Keep this column away from the kids. It promotes stealing.
For the record, I believe in the King James Version of the Ten Commandments. But even the Old Testament offered mercy to desperate people.
“Desperate” defines Kentucky when it comes to new ideas and leadership backbone. Both are noticeably absent in the current gubernatorial campaign.
Mind you, I’m not advocating that public officials nab money from Kentuckians. Lord knows (and He does know) that practice thrives, including the current administration’s penchant for mixing campaign stops with ribbon cuttings, on taxpayer time, while using vehicles financed by hard-earned money lost to taxes. After getting caught, they soberly agreed to reimburse taxpayers. Saintly.
No, I’m talking about importing policies that work in other states, to revive Kentucky’s stagnant economy.
Apparently, former gubernatorial hopeful Jonathan Miller disagrees. During a candidates’ forum, Miller expressed opposition to fellow candidate Bruce Lunsford’s borrowing ideas from those running for office in other states. Miller, who dropped out of the race this week, suffers from the NIH (Not Invented Here) virus that plagues the commonwealth and infects most of the state’s education and economic policy wonks.
Thankfully, he was unpersuasive that what Lunsford did deserves hard time, or hot time in the biblical sense. (Steve Beshear also borrowed another candidate’s ideas.)
Still, I’ll bet that if Miller thinks it’s wrong for candidates to borrow wording or ideas from campaigns in other states, he would not want to see a governor “borrowing” policies that succeed in those states.
Successful companies such as Toyota and UPS have discovered a competitive edge in “borrowing” best practices from other firms — sometimes even from competitors — to improve business.
Why shouldn’t lawmakers and governors do the same?
For instance, Kentucky’s next governor could wield a positive influence over the commonwealth’s sluggish economy by going south of the border, grabbing Tennessee’s right-to-work policy and bringing it back.
Right-to-work laws simply protect employees from being forced to join unions or pay dues. The government doesn’t force any other citizen to pay dues to an organization. Rather, citizens voluntarily choose which organizations to join and support. Union membership should be no different.

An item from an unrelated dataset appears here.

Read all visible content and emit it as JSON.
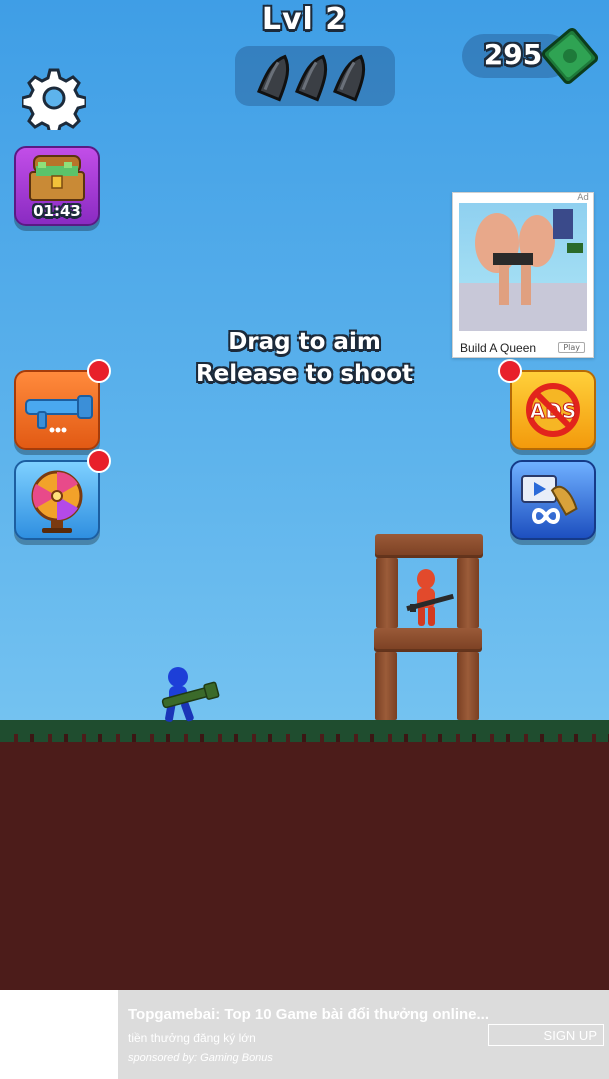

The Bureau of Labor Statistics reports that states near or bordering Kentucky with right-to-work laws outperform — in key economic areas — states without such a law. Five nearby right-to-work states that often compete with Kentucky for new jobs — Georgia, Virginia, North Carolina, South Carolina and Tennessee — averaged nearly 287,000 new jobs between 1996 and 2004, the bureau reported. Kentucky added a measly 83,477 new jobs during that same time period.
Still, NIH persists.
While endorsing gubernatorial candidate House Speaker Jody Richards recently, United Steelworkers of Kentucky labor boss Ernest “Billy” Thompson twice crowed about Richards opposing what he called “right-to-work-for-less” policies.
The facts: The bureau reports that people in right-to-work states tend to make more money. Personal incomes are higher and unemployment rates lower in “right-to-work-for-more” states than in Kentucky.
There was no mention of this dichotomy in an article, on the United Steelworkers of Kentucky Web site, titled “Right-To-Work Hurts Everybody In The End, Including The Boss.”
The piece, written by Berry Craig, identified as a member of national and state teachers unions, attacked right-to-work works laws and their proponents. Missing from Craig’s article, however, is:
• data backing his claim that “paychecks in right-to-work states are a lot skimpier than in non-right-to-work states”;
• proof that states without right-to-work laws have bustling economies;
• testimonies from out-of-work Kentuckians claiming that right-to-work laws equal the twin sister of greedy employers.
The truth as stated — factually — by the Bureau of Economic Analysis: Right-to-work states that border Kentucky rank higher in personal incomes than Kentucky. For example, Virginia ranks No. 8 and Illinois No. 13 in per-capita personal incomes among all states.
Kentucky ranks No. 46.
Our next governor should beg, borrow or steal any ideas that would change such miserable results.
Jim Waters is the director of policy and communications for the Bluegrass Institute, Kentucky’s free-market think tank. You can read previously published columns at www.bipps.org. Contact him at firstname.lastname@example.org